Software licenses are an vital topic for all developers, though industrial developers are often more acutely aware of them. It is therefore appropriate to give consideration to licenses as part of discussions for recommended standard OCaml libraries and Camlp4 extensions.
Developers are, of course, at liberty to release their code under whatever license they wish so long as it is compatible with the license terms of any other software the have leveraged in developing their own code. That said, the community is also at liberty to consider the terms under which a library or extension is licensed when deciding whether or not to recommend it as a standard.
The requirements that the community may have with regard to the licensing of libraries and extensions included in the standard could run the full range from minimal to prescribing a particular license. Some possible options are described below.
- The license of a contribution be clearly stated and that the contribution itself meet the terms of the nominated license. As Jim Miller writes:
- At a minimum, the requirement must be that the license type and version is specifically stated and that the requirements of the license are met by the developer (i.e. GPL and LGPL require that each source file have wording and a link to the license).
- The license be judged as complying with criteria agreed by the community. As an example, Eric Cooper suggests we consider the criteria adopted by Debian:
- The license be some existing well-known license.

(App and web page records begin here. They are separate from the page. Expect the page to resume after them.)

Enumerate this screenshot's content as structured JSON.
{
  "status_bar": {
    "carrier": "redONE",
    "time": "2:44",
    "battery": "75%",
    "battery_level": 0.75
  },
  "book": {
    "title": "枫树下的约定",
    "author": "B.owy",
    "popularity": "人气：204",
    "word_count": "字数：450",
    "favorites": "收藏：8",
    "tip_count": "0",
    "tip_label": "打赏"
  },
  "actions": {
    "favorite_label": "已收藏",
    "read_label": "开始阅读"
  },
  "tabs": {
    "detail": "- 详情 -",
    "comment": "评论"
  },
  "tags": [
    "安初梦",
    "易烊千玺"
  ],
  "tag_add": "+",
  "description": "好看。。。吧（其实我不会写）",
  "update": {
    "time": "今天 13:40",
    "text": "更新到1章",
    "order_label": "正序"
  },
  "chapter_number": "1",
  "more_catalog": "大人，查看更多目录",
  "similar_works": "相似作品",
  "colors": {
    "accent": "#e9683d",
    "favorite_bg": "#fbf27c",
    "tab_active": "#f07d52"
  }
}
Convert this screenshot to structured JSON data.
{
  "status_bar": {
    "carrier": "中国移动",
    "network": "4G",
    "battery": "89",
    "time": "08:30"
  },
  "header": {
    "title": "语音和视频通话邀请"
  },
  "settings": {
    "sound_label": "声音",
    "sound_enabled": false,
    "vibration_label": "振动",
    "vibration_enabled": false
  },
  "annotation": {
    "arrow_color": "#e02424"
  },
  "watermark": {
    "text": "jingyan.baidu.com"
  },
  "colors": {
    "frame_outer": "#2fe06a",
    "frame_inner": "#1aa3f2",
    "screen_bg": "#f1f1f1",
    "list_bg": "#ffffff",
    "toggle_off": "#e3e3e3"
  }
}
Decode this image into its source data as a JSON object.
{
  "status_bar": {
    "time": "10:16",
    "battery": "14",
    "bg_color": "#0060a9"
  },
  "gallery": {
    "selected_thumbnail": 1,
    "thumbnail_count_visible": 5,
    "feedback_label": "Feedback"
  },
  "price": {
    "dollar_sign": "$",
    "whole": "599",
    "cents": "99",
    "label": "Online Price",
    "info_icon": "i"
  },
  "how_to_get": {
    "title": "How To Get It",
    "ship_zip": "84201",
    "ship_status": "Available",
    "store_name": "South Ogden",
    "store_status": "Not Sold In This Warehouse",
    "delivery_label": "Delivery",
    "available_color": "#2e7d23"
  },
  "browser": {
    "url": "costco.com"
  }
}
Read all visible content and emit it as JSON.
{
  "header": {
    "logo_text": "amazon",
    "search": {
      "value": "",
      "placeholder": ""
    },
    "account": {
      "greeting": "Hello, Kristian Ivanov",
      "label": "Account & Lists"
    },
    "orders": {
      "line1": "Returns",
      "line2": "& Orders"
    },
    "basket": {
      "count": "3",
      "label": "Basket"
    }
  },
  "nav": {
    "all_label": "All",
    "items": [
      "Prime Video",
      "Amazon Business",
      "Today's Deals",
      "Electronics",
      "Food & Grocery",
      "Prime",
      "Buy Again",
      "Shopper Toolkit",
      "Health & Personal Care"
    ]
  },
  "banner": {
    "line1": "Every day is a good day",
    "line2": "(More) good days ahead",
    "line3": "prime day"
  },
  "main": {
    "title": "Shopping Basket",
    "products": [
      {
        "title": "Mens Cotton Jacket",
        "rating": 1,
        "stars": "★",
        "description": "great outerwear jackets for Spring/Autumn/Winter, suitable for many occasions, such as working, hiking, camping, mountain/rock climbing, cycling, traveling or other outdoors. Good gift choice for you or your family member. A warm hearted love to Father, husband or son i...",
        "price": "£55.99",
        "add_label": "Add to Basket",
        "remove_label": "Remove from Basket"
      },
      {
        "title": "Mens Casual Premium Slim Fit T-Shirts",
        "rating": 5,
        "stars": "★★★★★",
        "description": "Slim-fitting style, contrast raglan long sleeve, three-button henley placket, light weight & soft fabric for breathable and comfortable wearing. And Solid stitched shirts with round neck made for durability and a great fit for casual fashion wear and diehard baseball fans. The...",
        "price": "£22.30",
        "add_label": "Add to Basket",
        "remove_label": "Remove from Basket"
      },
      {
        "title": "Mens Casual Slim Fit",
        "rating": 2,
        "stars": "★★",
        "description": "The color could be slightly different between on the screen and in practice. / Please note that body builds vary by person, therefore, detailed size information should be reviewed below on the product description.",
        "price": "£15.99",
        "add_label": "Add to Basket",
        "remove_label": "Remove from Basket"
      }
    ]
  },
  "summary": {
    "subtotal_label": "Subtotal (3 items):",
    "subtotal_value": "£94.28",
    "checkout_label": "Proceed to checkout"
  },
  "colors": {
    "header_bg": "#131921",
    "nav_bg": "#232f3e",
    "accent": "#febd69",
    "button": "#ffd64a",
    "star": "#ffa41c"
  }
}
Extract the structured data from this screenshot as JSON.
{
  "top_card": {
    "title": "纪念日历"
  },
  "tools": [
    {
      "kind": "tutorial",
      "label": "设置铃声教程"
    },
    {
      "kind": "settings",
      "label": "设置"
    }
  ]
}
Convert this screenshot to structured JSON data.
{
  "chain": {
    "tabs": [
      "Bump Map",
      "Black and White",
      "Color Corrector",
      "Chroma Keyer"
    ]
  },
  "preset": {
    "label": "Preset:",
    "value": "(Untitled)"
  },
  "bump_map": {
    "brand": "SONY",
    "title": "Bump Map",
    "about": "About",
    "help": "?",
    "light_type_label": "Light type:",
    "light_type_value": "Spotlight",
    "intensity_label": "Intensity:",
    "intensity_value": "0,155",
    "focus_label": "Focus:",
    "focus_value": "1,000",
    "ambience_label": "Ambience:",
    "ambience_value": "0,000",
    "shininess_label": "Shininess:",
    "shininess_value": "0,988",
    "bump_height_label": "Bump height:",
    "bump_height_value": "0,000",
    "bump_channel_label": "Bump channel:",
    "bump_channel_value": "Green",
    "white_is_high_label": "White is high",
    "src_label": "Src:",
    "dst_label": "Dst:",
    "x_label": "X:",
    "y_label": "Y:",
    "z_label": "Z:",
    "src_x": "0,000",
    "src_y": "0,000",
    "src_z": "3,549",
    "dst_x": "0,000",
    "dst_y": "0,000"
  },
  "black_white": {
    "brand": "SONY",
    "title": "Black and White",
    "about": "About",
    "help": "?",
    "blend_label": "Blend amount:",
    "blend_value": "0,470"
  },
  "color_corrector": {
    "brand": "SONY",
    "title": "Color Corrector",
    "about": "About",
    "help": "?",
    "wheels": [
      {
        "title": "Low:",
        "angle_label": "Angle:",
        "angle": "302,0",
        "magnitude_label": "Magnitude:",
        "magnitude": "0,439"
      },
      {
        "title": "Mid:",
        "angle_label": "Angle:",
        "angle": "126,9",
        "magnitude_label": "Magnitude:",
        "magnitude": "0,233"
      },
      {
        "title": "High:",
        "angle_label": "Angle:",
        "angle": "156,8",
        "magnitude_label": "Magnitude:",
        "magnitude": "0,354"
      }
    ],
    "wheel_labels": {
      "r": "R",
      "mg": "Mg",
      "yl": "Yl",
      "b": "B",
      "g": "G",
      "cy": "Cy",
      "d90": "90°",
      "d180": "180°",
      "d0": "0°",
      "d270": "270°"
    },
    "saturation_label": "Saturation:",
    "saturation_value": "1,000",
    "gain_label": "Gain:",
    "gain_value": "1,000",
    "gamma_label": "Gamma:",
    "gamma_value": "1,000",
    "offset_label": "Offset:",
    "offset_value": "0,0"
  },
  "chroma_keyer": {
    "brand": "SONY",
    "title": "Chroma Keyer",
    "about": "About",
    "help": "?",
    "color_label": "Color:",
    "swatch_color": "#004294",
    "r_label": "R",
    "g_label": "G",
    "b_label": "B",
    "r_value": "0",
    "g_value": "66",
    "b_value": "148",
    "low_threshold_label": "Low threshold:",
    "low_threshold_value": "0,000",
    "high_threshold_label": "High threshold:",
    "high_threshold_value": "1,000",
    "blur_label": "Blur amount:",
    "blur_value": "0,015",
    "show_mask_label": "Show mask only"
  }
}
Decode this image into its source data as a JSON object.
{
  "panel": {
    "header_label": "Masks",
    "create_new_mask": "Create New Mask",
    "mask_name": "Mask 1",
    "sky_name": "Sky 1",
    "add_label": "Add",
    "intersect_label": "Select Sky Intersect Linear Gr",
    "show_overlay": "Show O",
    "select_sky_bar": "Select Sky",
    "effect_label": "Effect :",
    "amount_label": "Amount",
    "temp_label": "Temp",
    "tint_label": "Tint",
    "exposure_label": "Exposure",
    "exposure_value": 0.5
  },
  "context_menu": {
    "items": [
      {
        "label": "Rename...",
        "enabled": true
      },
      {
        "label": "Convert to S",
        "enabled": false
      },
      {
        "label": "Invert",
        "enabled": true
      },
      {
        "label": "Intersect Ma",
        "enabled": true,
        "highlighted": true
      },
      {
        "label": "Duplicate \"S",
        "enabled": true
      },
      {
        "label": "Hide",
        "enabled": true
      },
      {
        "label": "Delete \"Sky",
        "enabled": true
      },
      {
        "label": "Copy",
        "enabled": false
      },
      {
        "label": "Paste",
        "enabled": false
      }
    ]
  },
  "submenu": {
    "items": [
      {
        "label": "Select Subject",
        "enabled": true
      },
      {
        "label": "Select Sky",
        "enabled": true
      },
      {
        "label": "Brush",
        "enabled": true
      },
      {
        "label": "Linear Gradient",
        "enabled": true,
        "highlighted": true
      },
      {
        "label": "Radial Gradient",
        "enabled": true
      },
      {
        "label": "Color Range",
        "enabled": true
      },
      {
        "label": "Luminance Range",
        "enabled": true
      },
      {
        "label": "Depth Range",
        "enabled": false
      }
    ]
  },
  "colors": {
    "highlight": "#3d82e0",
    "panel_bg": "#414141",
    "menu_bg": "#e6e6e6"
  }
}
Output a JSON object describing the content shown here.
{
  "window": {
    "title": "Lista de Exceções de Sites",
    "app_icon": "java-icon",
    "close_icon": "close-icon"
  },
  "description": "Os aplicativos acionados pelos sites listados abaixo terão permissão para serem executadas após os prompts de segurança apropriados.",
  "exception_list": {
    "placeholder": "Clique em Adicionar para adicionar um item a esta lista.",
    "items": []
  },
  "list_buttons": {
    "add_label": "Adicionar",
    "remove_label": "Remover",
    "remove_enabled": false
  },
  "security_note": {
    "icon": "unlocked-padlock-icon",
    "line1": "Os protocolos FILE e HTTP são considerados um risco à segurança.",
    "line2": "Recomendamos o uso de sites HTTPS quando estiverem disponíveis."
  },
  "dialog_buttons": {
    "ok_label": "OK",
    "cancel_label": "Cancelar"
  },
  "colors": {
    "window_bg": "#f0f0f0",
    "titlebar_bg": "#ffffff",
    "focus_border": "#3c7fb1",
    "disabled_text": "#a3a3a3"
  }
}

Jim Grundy notes that those who work for large corporations may not use software without having the license approved by corporate legal. Lawyers are expensive, and so companies don't hire spare legal capacity - the lawyers are always busy. Using an existing well known license that has likely already been analyzed by corporate legal makes the difference in this environment between being able to use a software component and not.
- The license be one of an collection known to be compatible with one another. It would be inconvenient if the standard contained two components with incompatible license terms so that no component could meet the license terms of both, and hence new components that leveraged both of them could could not be distributed. For example, the free software foundation notes on its license analysis page a number of licenses that it considers incompatible with the terms of various of its own licenses. This would appear to include, for example, the original (4 clause) BSD style licenses like the one available for OCaml for OCaml Consortium Members.
- The license be some particular required license. The seemingly obvious choice here would be the same license as available to all people for the OCaml Standard libraries, namely the LGPL with linking exception. Several people on the mailing list indicated that they feel this is too strong a requirement.